:: Exercise objective ::
Every entry should come back exactly as written, minus the pictures.

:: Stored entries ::
- - - - - - -

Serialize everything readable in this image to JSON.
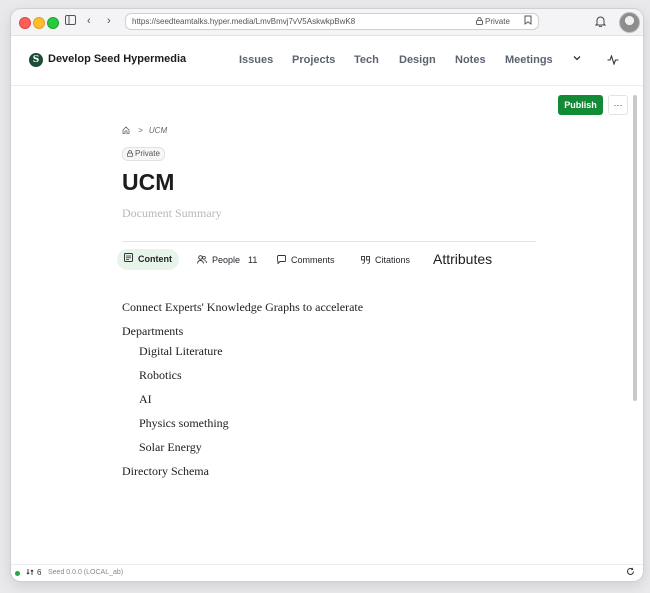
{
  "browser": {
    "url": "https://seedteamtalks.hyper.media/LmvBmvj7vV5AskwkpBwK8",
    "privacy_label": "Private"
  },
  "site": {
    "title": "Develop Seed Hypermedia",
    "logo_letter": "S",
    "nav": [
      "Issues",
      "Projects",
      "Tech",
      "Design",
      "Notes",
      "Meetings"
    ]
  },
  "toolbar": {
    "publish_label": "Publish",
    "more_label": "···"
  },
  "document": {
    "breadcrumb_current": "UCM",
    "privacy_badge": "Private",
    "title": "UCM",
    "summary_placeholder": "Document Summary",
    "tabs": {
      "content": "Content",
      "people": "People",
      "people_count": "11",
      "comments": "Comments",
      "citations": "Citations"
    },
    "attributes_label": "Attributes",
    "blocks": {
      "intro": "Connect Experts' Knowledge Graphs to accelerate",
      "departments": "Departments",
      "items": [
        "Digital Literature",
        "Robotics",
        "AI",
        "Physics something",
        "Solar Energy"
      ],
      "directory": "Directory Schema"
    }
  },
  "status": {
    "sync_count": "6",
    "version": "Seed 0.0.0 (LOCAL_ab)"
  },
  "colors": {
    "accent": "#138a36",
    "active_tab_bg": "#e7f4ea",
    "status_dot": "#28a745"
  }
}
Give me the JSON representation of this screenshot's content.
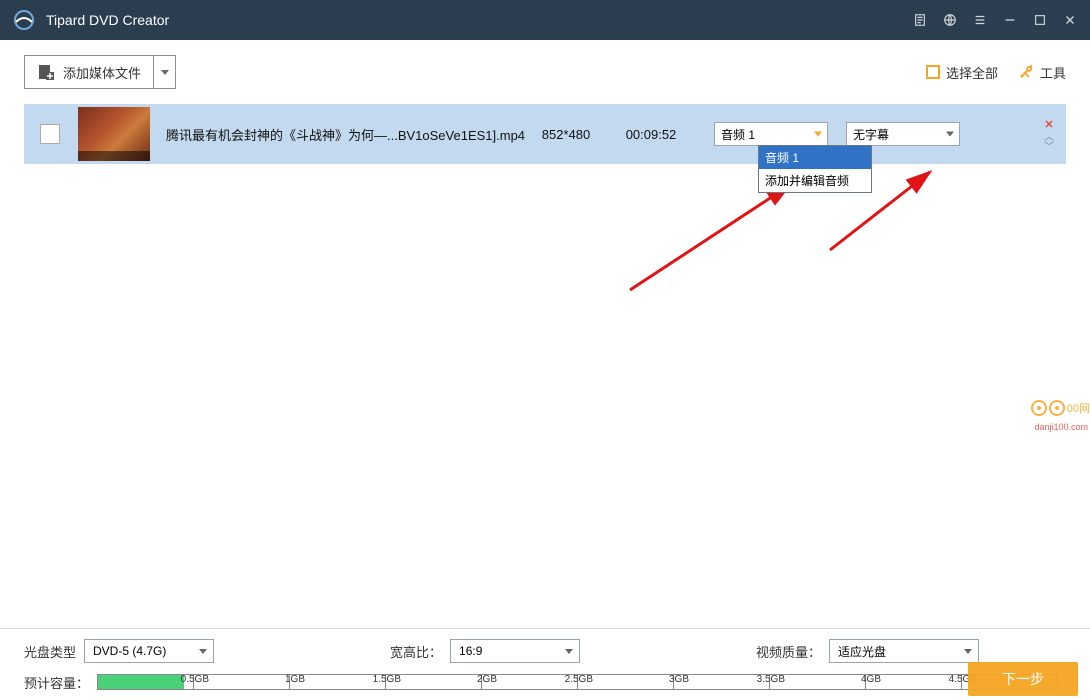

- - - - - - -

:: Completed task ::
Serialize everything readable in this image to JSON.
{
  "browser": {
    "url": "https://seedteamtalks.hyper.media/LmvBmvj7vV5AskwkpBwK8",
    "privacy_label": "Private"
  },
  "site": {
    "title": "Develop Seed Hypermedia",
    "logo_letter": "S",
    "nav": [
      "Issues",
      "Projects",
      "Tech",
      "Design",
      "Notes",
      "Meetings"
    ]
  },
  "toolbar": {
    "publish_label": "Publish",
    "more_label": "···"
  },
  "document": {
    "breadcrumb_current": "UCM",
    "privacy_badge": "Private",
    "title": "UCM",
    "summary_placeholder": "Document Summary",
    "tabs": {
      "content": "Content",
      "people": "People",
      "people_count": "11",
      "comments": "Comments",
      "citations": "Citations"
    },
    "attributes_label": "Attributes",
    "blocks": {
      "intro": "Connect Experts' Knowledge Graphs to accelerate",
      "departments": "Departments",
      "items": [
        "Digital Literature",
        "Robotics",
        "AI",
        "Physics something",
        "Solar Energy"
      ],
      "directory": "Directory Schema"
    }
  },
  "status": {
    "sync_count": "6",
    "version": "Seed 0.0.0 (LOCAL_ab)"
  },
  "colors": {
    "accent": "#138a36",
    "active_tab_bg": "#e7f4ea",
    "status_dot": "#28a745"
  }
}
Give me the JSON representation of this screenshot's content.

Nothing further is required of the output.